The Human Fertilisation & Embryology Authority has decided to extend the rules allowing embryos to be tested in order for families to have a child who could be a tissue match for a seriously ill brother or sister.
The test involves taking a cell sample from the embryo at around the eight cell stage. It allows a clinician to tissue type to find a match for an existing child. In 2001 the HFEA adopted a precautionary approach when considering this procedure and decided that it should only be permitted when it was combined with tests to enable parents to select embryos which are free from a serious genetic disorder. This was because the technique is invasive and there was a concern about a potential risk of damaging the embryo, so tissue typing was only allowed on cells which had already been taken from the embryo for genetic diagnosis.

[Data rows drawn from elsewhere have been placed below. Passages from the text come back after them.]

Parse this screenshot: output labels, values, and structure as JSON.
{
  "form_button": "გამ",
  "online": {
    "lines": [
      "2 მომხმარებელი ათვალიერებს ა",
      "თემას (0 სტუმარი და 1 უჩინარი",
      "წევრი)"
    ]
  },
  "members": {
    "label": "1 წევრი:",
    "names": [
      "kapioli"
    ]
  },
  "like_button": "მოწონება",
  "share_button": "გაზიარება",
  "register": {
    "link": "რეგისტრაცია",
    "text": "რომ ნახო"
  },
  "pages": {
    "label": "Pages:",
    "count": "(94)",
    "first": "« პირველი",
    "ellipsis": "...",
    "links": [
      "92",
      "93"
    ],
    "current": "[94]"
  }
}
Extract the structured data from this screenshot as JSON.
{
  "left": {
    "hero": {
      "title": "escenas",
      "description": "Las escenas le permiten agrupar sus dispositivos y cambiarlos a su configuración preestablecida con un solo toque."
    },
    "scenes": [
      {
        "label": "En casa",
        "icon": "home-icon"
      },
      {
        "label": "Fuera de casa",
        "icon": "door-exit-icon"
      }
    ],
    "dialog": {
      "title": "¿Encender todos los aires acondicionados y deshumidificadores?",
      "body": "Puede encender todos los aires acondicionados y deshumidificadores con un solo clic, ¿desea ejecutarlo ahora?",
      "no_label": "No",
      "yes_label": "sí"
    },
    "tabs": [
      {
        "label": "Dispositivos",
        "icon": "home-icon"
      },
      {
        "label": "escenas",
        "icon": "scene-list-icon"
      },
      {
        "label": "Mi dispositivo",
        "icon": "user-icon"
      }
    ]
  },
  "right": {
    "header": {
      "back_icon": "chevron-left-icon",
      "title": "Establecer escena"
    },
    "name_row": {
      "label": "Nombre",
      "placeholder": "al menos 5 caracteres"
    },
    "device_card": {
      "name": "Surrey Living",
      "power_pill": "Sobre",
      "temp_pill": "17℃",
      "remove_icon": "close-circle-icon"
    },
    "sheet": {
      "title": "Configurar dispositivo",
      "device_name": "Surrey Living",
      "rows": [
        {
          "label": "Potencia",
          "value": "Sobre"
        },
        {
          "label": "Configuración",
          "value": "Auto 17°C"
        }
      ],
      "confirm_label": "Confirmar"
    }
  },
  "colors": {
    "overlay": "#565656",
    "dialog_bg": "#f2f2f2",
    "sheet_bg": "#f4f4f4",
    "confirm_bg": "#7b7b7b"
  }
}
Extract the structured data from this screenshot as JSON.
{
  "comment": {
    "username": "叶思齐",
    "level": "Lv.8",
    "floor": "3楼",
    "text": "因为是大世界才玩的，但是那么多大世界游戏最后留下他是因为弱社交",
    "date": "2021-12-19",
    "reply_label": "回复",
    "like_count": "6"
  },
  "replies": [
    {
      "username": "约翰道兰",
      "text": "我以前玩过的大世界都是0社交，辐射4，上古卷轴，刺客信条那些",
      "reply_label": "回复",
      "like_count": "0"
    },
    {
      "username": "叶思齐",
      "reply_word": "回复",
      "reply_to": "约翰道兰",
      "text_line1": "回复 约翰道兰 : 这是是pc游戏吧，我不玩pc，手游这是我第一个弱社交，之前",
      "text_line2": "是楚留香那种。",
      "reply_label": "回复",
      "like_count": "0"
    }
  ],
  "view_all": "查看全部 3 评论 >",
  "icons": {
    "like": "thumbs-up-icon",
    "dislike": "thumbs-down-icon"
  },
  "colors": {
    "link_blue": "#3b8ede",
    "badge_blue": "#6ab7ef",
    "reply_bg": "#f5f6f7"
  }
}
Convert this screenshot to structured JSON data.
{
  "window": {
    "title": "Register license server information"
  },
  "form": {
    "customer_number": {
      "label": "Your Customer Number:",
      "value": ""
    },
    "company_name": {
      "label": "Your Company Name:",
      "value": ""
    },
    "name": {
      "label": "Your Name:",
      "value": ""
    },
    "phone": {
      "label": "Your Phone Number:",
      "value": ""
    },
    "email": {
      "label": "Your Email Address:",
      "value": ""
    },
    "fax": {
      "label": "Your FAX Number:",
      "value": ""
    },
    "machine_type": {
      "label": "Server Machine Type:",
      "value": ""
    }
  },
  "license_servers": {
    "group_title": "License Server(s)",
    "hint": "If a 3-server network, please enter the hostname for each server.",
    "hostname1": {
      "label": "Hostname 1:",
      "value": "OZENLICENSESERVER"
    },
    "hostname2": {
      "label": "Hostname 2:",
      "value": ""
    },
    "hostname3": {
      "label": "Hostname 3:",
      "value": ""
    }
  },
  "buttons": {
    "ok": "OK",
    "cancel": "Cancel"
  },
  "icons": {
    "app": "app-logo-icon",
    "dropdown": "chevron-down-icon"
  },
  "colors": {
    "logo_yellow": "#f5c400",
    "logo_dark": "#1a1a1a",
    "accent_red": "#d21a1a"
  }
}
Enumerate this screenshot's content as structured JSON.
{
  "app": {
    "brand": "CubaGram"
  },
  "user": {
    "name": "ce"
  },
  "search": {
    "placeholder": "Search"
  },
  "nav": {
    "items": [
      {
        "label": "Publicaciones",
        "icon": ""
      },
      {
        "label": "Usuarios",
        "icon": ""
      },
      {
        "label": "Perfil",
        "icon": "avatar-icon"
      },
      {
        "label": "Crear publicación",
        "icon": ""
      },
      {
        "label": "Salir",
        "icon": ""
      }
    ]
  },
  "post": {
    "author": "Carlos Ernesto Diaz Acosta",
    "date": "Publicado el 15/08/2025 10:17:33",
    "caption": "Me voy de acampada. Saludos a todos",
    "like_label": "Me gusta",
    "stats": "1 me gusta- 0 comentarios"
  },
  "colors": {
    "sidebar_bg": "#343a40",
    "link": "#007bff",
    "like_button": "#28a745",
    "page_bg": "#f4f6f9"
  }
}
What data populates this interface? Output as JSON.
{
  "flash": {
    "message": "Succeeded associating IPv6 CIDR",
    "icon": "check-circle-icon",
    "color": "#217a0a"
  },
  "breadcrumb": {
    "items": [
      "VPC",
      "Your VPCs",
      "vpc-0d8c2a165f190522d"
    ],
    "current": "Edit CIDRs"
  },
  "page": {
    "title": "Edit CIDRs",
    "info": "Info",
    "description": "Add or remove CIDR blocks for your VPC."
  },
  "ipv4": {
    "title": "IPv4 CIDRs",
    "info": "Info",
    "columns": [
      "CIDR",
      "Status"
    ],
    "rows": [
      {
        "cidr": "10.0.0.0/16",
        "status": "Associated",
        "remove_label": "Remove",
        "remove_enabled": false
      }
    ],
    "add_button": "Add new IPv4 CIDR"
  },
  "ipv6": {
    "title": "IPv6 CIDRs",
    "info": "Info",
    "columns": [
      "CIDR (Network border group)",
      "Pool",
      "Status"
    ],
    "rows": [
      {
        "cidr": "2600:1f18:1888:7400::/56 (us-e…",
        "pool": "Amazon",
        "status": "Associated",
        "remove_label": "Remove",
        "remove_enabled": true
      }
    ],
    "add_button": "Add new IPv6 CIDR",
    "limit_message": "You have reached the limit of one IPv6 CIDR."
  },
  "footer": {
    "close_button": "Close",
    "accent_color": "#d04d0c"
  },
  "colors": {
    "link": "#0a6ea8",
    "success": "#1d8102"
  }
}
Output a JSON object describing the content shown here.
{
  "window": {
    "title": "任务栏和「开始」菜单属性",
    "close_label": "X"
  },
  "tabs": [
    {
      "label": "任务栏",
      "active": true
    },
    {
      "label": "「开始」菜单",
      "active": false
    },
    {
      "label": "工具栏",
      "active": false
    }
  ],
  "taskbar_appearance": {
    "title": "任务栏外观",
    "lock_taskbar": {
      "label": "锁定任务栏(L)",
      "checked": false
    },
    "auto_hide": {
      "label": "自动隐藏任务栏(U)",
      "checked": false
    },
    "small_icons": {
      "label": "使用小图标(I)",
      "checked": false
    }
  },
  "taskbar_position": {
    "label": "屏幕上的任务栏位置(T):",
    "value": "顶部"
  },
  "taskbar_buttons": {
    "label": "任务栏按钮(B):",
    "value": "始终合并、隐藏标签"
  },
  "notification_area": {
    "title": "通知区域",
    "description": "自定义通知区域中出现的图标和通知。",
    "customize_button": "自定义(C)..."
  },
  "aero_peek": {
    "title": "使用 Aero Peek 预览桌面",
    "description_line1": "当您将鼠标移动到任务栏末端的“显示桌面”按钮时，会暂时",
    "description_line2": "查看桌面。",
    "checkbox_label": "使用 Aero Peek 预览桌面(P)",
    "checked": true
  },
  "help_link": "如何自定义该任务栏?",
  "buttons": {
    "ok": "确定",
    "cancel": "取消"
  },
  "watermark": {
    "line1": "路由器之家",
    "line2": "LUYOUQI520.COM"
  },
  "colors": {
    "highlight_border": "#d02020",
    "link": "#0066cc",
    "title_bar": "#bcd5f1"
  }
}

The HFEA has now carefully reviewed the medical, psychological and emotional implications for children and their families as well as the safety of the technique. There have been three further years during which successful embryo biopsies have been carried out, both in the UK and abroad and we’re not aware of any evidence of increased risk.
Suzi Leather, HFEA Chair says:
“Faced with potential requests from parents who want to save a sick child, the emotional focus is understandably on the child who is ill. Our job is also to consider the welfare of the tissue matched child which will be born. Our review of the evidence available does not indicate that the embryo biopsy procedure disadvantages resulting babies compared to other IVF babies. It also shows that the risks associated with sibling to sibling stem cell donation are low and that this treatment can benefit the whole family.”
The HFEA requires that any application submitted to carry out this procedure must be fully supported by the clinical team who are going to treat the existing sick child and they will have to show that they have considered every other treatment possible first before applying to the HFEA and that every step has been taken to find an existing match using world wide tissue banks and cord blood banks. The HFEA regards preimplantation tissue typing as a last resort.